What are the likely social and human consequences of climate change? Many of the world’s poorest places face a double-headed problem: climate change and violent conflict. This International Alert report finds that in fragile states the consequences of climate change can interact with existing socio-political and economic tensions, compounding the causal tensions underlying violent conflict. It argues that conflict-sensitive climate change policies can promote peacebuilding, whilst climate-proof peacebuilding and development policies can be effective climate change adaptation policies.
Climate change is already upon us. Hardest hit will be people living in poverty, in unstable states under poor governance. Understanding how the effects of climate change will interact with socio-economic and political problems means tracing the consequences of climate change. This process highlights four key elements of risk – political instability, economic weakness, food insecurity and large-scale migration.
States and communities need to adapt to handle the challenges of climate change. The most vulnerable communities with the weakest adaptive capacity are in fragile states:
- There are 46 countries in which the effects of climate change interacting with social, economic and political problems will create a high risk of violent conflict.

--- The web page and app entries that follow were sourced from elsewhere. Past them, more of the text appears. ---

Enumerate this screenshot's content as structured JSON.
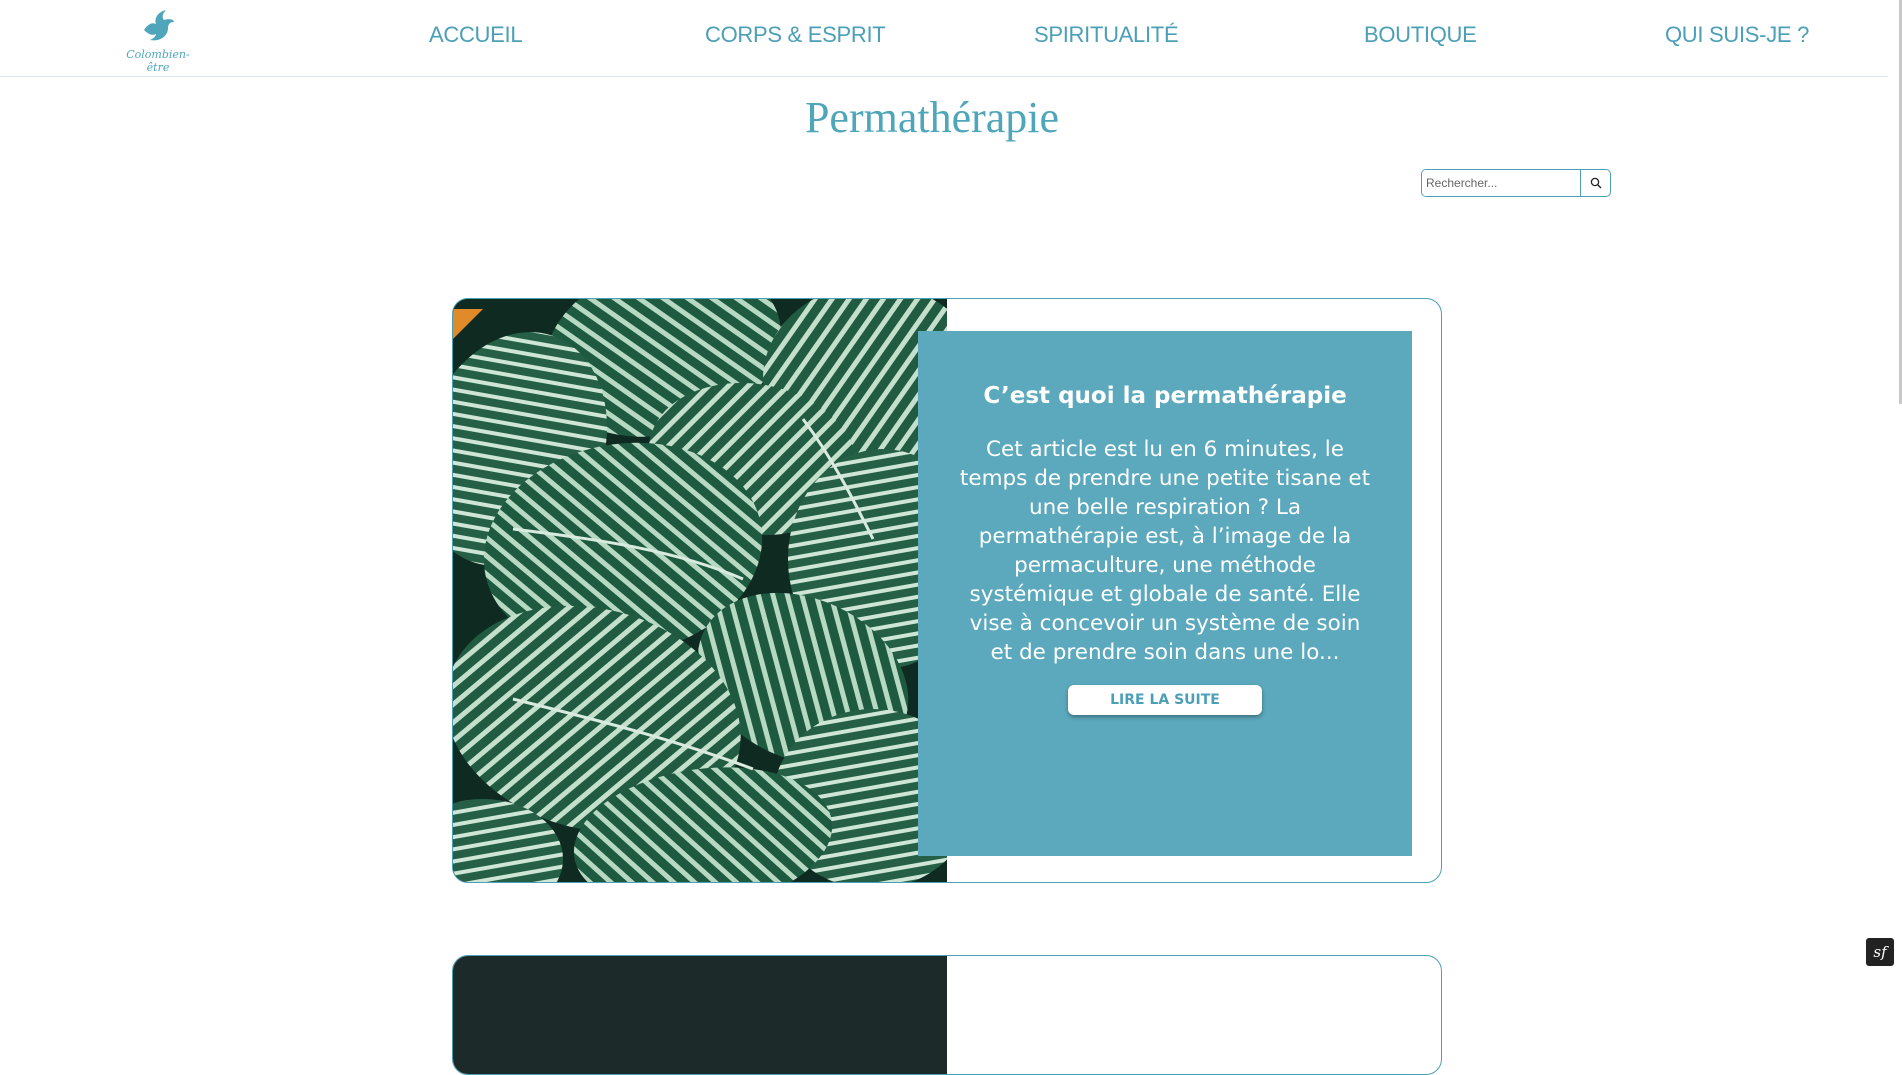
{
  "header": {
    "logo_text": "Colombien-être",
    "nav": [
      {
        "label": "ACCUEIL"
      },
      {
        "label": "CORPS & ESPRIT"
      },
      {
        "label": "SPIRITUALITÉ"
      },
      {
        "label": "BOUTIQUE"
      },
      {
        "label": "QUI SUIS-JE ?"
      }
    ]
  },
  "page": {
    "title": "Permathérapie"
  },
  "search": {
    "placeholder": "Rechercher...",
    "icon": "search-icon"
  },
  "posts": [
    {
      "title": "C’est quoi la permathérapie",
      "excerpt": "Cet article est lu en 6 minutes, le temps de prendre une petite tisane et une belle respiration ? La permathérapie est, à l’image de la permaculture, une méthode systémique et globale de santé. Elle vise à concevoir un système de soin et de prendre soin dans une lo...",
      "read_more": "LIRE LA SUITE",
      "image": "green-striped-leaves"
    }
  ],
  "colors": {
    "accent": "#4b9fb6",
    "panel": "#5ca9bd",
    "leaf_dark": "#1f5a40",
    "leaf_light": "#cfe6d6"
  },
  "badge_text": "sf"
}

- There are a further 56 countries where governments will struggle to handle climate change. This creates a high risk of political instability, with the potential for violent conflict in the longer term.
- Most of the countries facing climate change and violent conflict cannot be expected to adapt alone. Some of them lack the will, more lack the capacity and some lack both.
- International cooperation is required to support local action, both as a way of strengthening international security and to achieve the goals of sustainable development.
- Enhancing the ability of communities to adapt to the consequences of climate change reduces the risk of conflict. Peacebuilding activities, addressing socio-economic instability and weak governance, enhance the ability of communities to adapt to climate change.
- Policies and strategies for development, peacebuilding and climate change are often disconnected and divergent. However, peacebuilding and adaptation are effectively the same kind of activity, requiring inclusive and transparent social engagement.
Recommendations for addressing climate change in fragile states include:
- Move conflict and climate change higher up the international agenda. This includes developing guidelines regarding adaptation and making adequate funding available.
- Research the indirect local consequences of climate change and develop and spread research competence through universities and networks. Improve knowledge and generate policy through dialogue at local, national, regional and international levels.
- Prioritise adaptation over mitigation in fragile states to address the consequences of of climate change to prevent conflict. Developing competence on adaptation needs to be part of good governance everywhere.
- Ensure National Adaptation Plans of Action are conflict-sensitive, taking account of the socio-political and economic context. Prepare to manage migration through research to identify likely migration flows.
- Link together international frameworks of action regarding the related issues of peacebuilding, development, adaptation and disaster management. Peacebuilding and development strategies should include adaptation to climate change.
- Engage the private sector and develop guidelines to help companies identify how their core commercial operations can support adaptation.